The Ocean Blue and The Luxembourg Signal
Our friend Beth sings with The Luxembourg Signal, and our friend Oed plays guitar and keyboards (and sings) with The Ocean Blue. Both bands don’t play out much as their members are geographically scattered (across continents in case of The Luxembourg Signal). So shows by either band are pretty rare, requiring not a little bit of logistical heavy lifting to make them happen.
It was a fabulous show with both bands in proverbial top form before a full house of enthusiastic fans, and my typically overanalytical brain stopped taking notes to simply enjoy the evening of music and friends.
I got to finally meet in person a music pen pal of sorts from the 90’s who recently relocated to southern California, at least two other social media friends and acquaintances, one very proud parent, and Beth’s beau Bobby whose Chuck Taylors are pictured below along with Nancy’s Fluevogs and my Bogs.
We Had to Leave Los Angeles…
… but not before (a) doing some record shopping and (b) dropping a lame, sideways reference to the title track of X’s debut LP!
The Los Angeles location of Amoeba Music may be almost as large as the San Francisco one, which is pretty freakin’ huge. I suspect once upon a time I could have spent hours picking through the racks upon racks upon racks of CD’s (and emerged achy, but jubilant with a stack of deals, steals, and finds).
This time around, I found myself immediately overwhelmed by the volume of stuff, so I hung out in the parking garage, answering emails, jumping on conference calls, working on Jira tickets – basically the stuff I do normally, but not while parked under a gigantic record store.
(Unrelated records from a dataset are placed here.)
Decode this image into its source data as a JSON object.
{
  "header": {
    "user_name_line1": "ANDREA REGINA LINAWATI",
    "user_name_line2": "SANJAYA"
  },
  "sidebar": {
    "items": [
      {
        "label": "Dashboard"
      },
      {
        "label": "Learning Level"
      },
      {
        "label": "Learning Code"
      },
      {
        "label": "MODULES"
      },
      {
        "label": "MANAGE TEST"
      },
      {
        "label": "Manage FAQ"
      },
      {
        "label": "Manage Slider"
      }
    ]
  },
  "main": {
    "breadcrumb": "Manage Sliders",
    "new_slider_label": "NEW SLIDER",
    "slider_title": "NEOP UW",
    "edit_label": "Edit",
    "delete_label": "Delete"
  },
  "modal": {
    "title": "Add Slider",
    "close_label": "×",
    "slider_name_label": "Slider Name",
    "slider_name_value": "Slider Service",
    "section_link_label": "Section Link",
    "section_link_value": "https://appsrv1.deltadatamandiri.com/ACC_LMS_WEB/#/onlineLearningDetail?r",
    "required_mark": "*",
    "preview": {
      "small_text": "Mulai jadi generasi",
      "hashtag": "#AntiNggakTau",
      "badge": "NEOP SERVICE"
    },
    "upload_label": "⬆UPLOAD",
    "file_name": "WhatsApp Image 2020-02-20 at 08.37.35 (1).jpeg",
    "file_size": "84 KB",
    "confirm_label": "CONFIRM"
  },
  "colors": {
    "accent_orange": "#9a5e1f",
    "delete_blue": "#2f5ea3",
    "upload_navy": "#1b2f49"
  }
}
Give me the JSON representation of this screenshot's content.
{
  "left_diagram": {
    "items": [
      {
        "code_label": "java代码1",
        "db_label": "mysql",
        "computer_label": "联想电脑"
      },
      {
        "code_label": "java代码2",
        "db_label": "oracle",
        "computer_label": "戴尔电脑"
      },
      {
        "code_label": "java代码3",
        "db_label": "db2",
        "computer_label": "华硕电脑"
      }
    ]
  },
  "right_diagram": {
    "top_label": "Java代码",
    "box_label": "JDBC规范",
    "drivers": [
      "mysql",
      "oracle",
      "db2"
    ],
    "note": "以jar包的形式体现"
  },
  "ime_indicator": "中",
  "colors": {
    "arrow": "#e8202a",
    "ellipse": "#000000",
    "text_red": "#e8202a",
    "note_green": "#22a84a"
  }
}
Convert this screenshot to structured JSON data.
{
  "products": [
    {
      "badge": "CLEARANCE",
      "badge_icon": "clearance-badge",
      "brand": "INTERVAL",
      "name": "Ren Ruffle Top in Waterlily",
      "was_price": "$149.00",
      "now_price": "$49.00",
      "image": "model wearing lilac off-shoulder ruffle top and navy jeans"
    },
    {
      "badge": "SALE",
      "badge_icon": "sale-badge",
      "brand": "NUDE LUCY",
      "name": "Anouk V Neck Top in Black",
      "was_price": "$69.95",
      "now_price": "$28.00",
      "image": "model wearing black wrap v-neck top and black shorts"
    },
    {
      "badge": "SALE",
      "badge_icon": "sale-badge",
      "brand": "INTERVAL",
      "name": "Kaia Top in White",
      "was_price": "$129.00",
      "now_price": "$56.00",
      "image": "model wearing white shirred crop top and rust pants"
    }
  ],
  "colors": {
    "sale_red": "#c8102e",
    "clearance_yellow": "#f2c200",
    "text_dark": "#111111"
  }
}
Nancy, being more adventurous and tenacious than I, persevered through the record racks and emerged triumphant with a number of awesome finds, including the triple LP reissue of the Zweistein album.
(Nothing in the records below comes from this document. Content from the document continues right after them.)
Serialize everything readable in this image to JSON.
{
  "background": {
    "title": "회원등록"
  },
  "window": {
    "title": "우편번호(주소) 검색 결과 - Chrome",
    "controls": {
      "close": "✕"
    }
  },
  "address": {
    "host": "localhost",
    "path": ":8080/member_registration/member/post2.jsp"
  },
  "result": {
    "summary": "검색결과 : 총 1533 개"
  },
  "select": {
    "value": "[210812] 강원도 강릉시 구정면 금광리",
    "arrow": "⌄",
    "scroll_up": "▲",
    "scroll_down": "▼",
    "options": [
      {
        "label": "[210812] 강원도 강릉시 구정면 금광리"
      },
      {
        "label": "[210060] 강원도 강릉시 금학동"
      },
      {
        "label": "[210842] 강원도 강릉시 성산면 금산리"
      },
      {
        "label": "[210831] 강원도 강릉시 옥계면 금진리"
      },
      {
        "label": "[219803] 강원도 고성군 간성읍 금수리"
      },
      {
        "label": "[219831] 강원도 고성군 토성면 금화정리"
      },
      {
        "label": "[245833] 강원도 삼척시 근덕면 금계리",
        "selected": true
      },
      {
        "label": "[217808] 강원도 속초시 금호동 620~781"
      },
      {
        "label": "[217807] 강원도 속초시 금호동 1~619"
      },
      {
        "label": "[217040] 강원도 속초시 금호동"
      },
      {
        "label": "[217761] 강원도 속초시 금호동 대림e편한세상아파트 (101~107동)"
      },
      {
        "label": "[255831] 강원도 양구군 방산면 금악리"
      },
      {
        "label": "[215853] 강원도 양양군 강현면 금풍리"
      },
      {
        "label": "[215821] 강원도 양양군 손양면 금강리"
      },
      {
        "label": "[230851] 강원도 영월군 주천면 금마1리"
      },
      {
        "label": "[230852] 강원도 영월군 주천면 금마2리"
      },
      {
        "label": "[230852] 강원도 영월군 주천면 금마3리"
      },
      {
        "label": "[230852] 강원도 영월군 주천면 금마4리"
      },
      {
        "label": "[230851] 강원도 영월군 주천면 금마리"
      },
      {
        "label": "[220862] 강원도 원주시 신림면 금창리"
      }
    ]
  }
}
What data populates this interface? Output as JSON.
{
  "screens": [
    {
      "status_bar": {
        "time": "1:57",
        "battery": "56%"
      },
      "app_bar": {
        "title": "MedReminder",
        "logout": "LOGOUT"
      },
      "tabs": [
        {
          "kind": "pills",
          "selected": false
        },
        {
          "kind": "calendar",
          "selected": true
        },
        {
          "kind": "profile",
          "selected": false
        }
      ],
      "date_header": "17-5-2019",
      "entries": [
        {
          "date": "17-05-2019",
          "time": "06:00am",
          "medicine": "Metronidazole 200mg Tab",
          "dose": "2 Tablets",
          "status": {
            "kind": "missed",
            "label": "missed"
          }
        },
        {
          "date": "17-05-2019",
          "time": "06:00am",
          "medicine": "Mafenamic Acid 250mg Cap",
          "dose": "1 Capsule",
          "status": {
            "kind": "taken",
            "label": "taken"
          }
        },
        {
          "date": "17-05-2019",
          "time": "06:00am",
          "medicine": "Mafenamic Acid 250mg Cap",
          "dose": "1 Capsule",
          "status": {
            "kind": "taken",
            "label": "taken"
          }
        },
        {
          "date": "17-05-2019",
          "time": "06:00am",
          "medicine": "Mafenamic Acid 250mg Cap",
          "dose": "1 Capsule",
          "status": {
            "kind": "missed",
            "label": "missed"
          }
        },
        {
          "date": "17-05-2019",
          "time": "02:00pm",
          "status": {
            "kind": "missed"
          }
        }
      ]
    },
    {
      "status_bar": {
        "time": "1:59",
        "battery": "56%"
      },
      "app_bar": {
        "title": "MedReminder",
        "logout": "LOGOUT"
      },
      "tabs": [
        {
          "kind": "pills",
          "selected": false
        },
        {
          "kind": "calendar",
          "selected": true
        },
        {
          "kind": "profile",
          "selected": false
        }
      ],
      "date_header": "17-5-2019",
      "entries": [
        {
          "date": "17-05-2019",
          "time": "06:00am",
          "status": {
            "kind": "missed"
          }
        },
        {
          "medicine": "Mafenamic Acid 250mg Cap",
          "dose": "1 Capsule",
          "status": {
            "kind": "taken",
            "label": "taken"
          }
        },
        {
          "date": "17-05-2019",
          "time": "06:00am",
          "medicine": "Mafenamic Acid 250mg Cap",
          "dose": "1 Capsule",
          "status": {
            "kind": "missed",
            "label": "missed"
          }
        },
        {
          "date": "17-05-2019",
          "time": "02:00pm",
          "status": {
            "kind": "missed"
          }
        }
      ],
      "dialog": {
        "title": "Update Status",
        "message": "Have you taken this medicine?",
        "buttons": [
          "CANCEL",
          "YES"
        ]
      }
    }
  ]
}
And then, a drive to the airport, a hop on the rental car bus, a crawl through security screening, a couple of short flights that felt way longer than they were, and finally we returned home late that night.
Toot Sweet, Tout Suite
And the following day, being my birthday, we went over to Pip’s for a celebratory dozen donuts and mugs of chai! As that song went, “today was a good day,” and this trip was a good trip.